Hipparchus of Rhodes, for instance, who had his own ideas on the way time should be measured, once referred to Marinus of Tyre, who held different opinions, as 'Marinus the flat tire,' which, though extraordinarily witty, was pretty bitter: and when Purbach and Regiomontanus were told the views of Achmed Ibn Abdallah of Baghdad, they laughed themselves cross-eyed. Purbach, who was a hard nut, said that Achmed Ibn Abdallah knew about as much about measuring time as his grandmother's cat, a notoriously backward animal, and when kind-hearted Regiomontanus in his tolerant way urged that Achmed was just a young fellow trying to get along and one ought not to judge him too harshly, Purbach said 'Oh, yeah?' and Regiomontanus said 'Yeah,' and Purbach said Was that so, and Regiomontanus said Yes, that was so, and Purbach said Regiomontanus made him sick. It was their first quarrel.

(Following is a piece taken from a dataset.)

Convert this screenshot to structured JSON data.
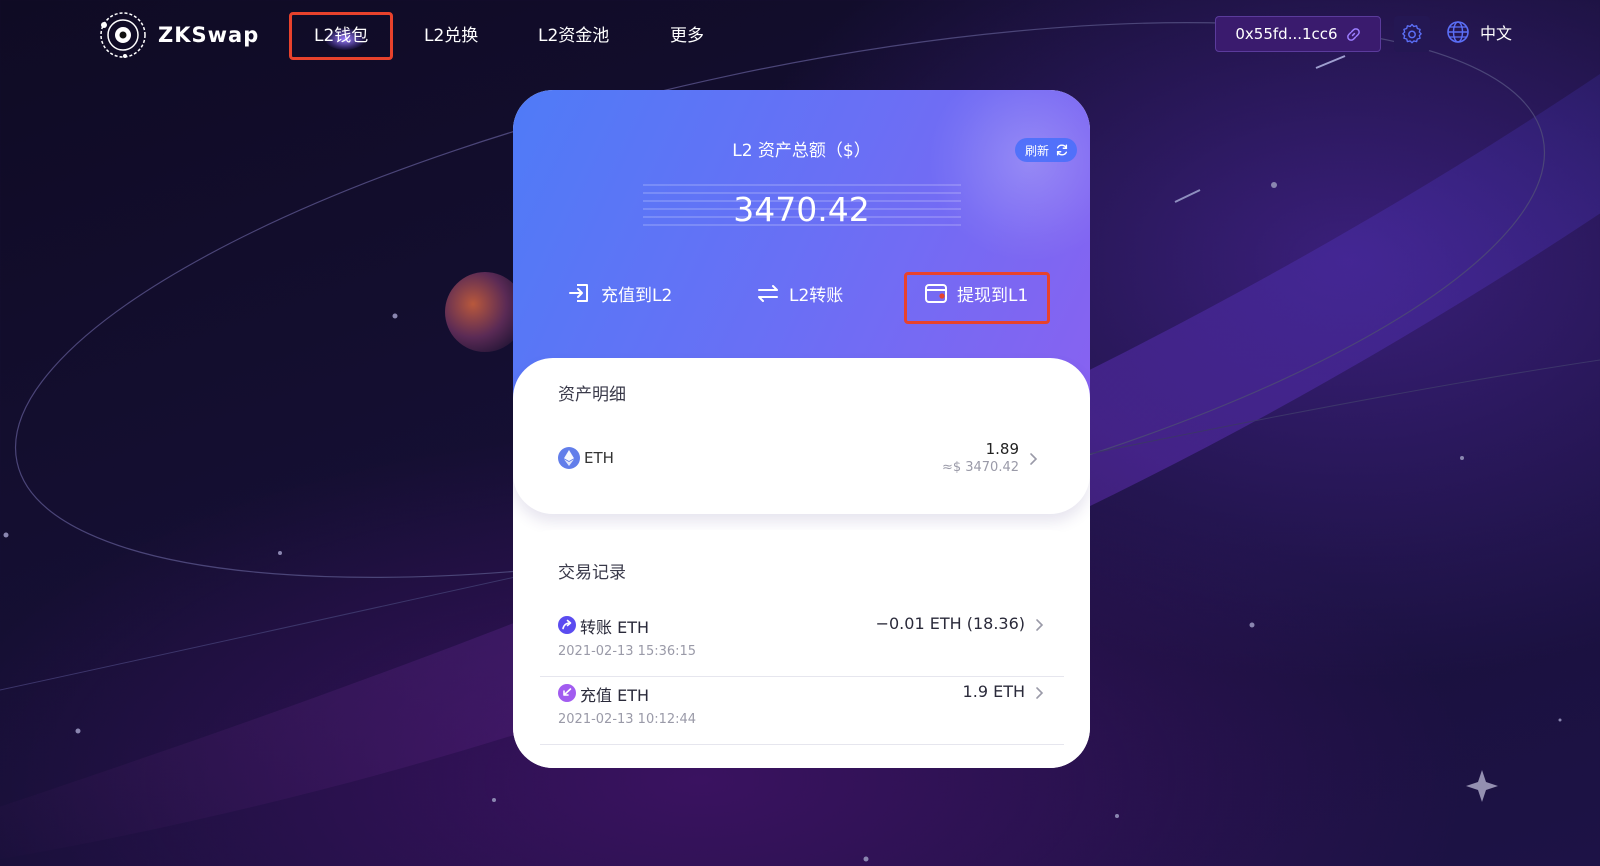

Tycho Brahe, the eminent Dane, measured time by means of altitudes, quadrants, azimuths, cross-staves, armillary spheres and parallactic rules, and the general opinion in Denmark was that he had got the thing down cold. And then in 1863 along came Dollen with his Die Zeitbestimmung Vermittelst Des Tragbaren Durchgangsinstruments Im Vertical e Des Polarsterns - a best seller in its day, subsequently made into a musical by Rodgers and Hammerstein, who called it North Atlantic, a much better marquee title - and proved that Tycho, by mistaking an azimuth for an armillary sphere one night after the annual dinner of the alumni of Copenhagen University, had got his calculations all wrong, throwing the whole thing back into the melting pot.
P. G. Wodehouse, 'The Old Reliable', 17
(Источник, разумеется, "Британская энциклопедия", статья Measurement of Time).